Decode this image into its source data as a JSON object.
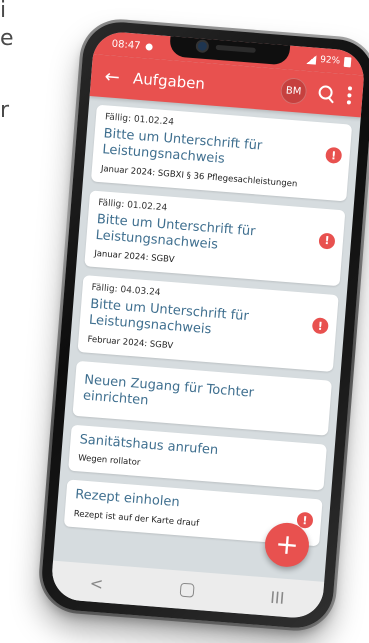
{
  "background_text": {
    "line1": "i",
    "line2": "e",
    "line3": "r"
  },
  "status_bar": {
    "time": "08:47",
    "battery": "92%"
  },
  "app_bar": {
    "back_glyph": "←",
    "title": "Aufgaben",
    "avatar_initials": "BM"
  },
  "tasks": [
    {
      "due": "Fällig: 01.02.24",
      "title": "Bitte um Unterschrift für Leistungsnachweis",
      "subtitle": "Januar 2024: SGBXI § 36 Pflegesachleistungen",
      "alert": "!"
    },
    {
      "due": "Fällig: 01.02.24",
      "title": "Bitte um Unterschrift für Leistungsnachweis",
      "subtitle": "Januar 2024: SGBV",
      "alert": "!"
    },
    {
      "due": "Fällig: 04.03.24",
      "title": "Bitte um Unterschrift für Leistungsnachweis",
      "subtitle": "Februar 2024: SGBV",
      "alert": "!"
    },
    {
      "title": "Neuen Zugang für Tochter einrichten"
    },
    {
      "title": "Sanitätshaus anrufen",
      "subtitle": "Wegen rollator"
    },
    {
      "title": "Rezept einholen",
      "subtitle": "Rezept ist auf der Karte drauf",
      "alert": "!"
    }
  ],
  "fab": {
    "label": "+"
  },
  "nav_bar": {
    "back": "<",
    "recents": "III"
  },
  "colors": {
    "accent": "#e8514f",
    "title_text": "#3f6f8f",
    "list_background": "#d6dcdf"
  },
  "icons": [
    "back-arrow-icon",
    "search-icon",
    "more-vert-icon",
    "alert-icon",
    "plus-icon"
  ]
}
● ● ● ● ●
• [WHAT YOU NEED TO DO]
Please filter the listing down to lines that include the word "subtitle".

• [RESPONSE]
      "subtitle": "Januar 2024: SGBXI § 36 Pflegesachleistungen",
      "subtitle": "Januar 2024: SGBV",
      "subtitle": "Februar 2024: SGBV",
      "subtitle": "Wegen rollator"
      "subtitle": "Rezept ist auf der Karte drauf",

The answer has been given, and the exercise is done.